Our aim is to promote gas exchange measurements of whole unscathed plants/shoots in controlled conditions. Measuring whole plants or attached shoots provides a unified picture, where macroscopic plant water relations, transpiration, photosynthesis, water conducting tissues in the plant and microscopic events in the guard cell signaling are all brought together – this is what happens in real plant growing in real field. Using multiple cuvettes simultaneously adds value, as it enables to measure several plants under similar conditions and thus, to get representative datasets.




To achieve this aim, we applied our 40-year experience in constructing different devices for plant gas exchange analyses to develop systems that provide reliable measurements of photosynthesis and transpiration in Arabidopsis and other plants.


Entire unharmed plants are inserted into measurement cuvettes and their water vapour and CO2 exchange patterns are continuously measured.
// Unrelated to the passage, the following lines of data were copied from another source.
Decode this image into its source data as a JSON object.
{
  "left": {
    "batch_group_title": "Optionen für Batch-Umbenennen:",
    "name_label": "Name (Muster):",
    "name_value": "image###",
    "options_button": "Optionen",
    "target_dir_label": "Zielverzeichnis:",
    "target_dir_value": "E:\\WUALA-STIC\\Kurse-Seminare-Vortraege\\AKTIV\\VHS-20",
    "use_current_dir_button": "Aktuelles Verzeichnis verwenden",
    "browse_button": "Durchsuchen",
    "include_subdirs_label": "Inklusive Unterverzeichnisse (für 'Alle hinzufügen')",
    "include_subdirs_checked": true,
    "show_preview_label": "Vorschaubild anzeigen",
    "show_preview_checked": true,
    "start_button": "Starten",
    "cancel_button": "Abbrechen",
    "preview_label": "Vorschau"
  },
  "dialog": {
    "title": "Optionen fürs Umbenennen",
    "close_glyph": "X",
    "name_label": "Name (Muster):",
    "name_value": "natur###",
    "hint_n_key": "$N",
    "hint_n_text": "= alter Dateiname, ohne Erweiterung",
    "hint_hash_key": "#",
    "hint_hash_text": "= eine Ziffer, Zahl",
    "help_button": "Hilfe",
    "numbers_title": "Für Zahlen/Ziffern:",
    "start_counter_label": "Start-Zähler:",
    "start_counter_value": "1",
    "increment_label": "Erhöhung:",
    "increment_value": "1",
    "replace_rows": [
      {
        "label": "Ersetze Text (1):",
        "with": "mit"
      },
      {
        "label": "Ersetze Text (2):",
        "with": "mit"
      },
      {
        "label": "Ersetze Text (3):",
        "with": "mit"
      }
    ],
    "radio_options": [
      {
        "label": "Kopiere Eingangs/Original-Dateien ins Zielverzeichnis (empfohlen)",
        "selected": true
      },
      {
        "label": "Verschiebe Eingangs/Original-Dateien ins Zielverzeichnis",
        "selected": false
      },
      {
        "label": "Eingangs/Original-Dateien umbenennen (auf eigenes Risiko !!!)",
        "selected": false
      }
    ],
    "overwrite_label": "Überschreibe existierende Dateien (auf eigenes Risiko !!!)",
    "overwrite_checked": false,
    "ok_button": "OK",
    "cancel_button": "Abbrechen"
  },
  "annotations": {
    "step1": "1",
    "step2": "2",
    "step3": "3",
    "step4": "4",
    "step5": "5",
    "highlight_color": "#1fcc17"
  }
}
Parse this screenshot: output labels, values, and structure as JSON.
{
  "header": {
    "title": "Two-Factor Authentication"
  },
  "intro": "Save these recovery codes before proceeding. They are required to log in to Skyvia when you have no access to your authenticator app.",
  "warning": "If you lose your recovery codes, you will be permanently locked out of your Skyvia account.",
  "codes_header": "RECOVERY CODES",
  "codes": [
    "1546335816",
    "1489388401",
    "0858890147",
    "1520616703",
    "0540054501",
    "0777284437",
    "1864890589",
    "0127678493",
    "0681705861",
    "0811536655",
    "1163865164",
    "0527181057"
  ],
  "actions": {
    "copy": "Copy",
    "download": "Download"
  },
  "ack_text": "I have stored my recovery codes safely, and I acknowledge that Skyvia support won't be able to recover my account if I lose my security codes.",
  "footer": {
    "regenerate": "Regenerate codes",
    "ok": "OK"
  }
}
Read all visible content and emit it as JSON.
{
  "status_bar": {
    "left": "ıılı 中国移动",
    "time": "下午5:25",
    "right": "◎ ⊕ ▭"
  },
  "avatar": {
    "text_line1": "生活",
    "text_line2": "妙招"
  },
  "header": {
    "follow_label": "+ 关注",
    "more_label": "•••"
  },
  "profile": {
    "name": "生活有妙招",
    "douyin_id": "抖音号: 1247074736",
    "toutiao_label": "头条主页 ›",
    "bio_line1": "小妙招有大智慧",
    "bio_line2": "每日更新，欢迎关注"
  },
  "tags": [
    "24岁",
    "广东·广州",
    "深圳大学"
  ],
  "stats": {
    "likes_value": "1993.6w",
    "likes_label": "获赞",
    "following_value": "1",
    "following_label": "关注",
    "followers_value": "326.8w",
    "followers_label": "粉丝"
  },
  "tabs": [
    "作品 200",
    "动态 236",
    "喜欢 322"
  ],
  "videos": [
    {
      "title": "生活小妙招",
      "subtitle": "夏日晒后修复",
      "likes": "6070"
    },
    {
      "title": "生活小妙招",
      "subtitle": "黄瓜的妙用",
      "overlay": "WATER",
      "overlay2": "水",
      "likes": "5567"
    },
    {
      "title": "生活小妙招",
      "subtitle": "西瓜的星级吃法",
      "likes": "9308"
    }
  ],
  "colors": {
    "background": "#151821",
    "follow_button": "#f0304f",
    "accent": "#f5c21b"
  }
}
This is done by dividing the air that enters each cuvette into two streams, one going directly to IRGA analyzers, another passing plant cuvette before analysis. Net assimilation rate (Anet) and transpiration (E) are calculated as follows:

Anet=air flow rate*(CO2in-CO2out)/leaf area


E=air flow rate*(H2Oout-H2Oin)/leaf area


Total leaf conductance (Gt) to water vapour is calculated as (von Caemmerer & Farquhar 1981):




where denominator is the difference in water vapour mole fractions between leaf and air.


Air temperature in the cuvettes is measured with temperature-matched NTC resistors and from air temperature, leaf temperature, needed to determine leaf-to-air humidity gradient in the equation above, is calculated using energy budget equation (Parkinson 1985).


From Gt, stomatal conductance (Gs) is calculated after considering the values of boundary layer and cuticular conductances.

For further details, please see:

von Caemmerer S, Farquhar GD (1981) Some relationships between the biochemistry of photosynthesis and the gas exchange of leaves. Planta 153: 376–387

Parkinson KJ (1985) A simple method for determining the boundary layer resistance in leaf cuvettes. Plant Cell Environ 8: 223–226

Kollist T, Moldau H, Rasulov B, Oja V, Rämma H, Hüve K, Jaspers P, Kangasjärvi J, Kollist H (2007) A novel device detects a rapid ozone-induced transient stomatal closure in intact Arabidopsis and its absence in abi2 mutant. Physiol Plant 129: 796–803



University of Tartu

Institute of Technology

Nooruse 1

50411 Tartu


  • Black Facebook Icon
  • Black Twitter Icon
  • Black LinkedIn Icon

© 2023 by DATO. Proudly created with Wix.com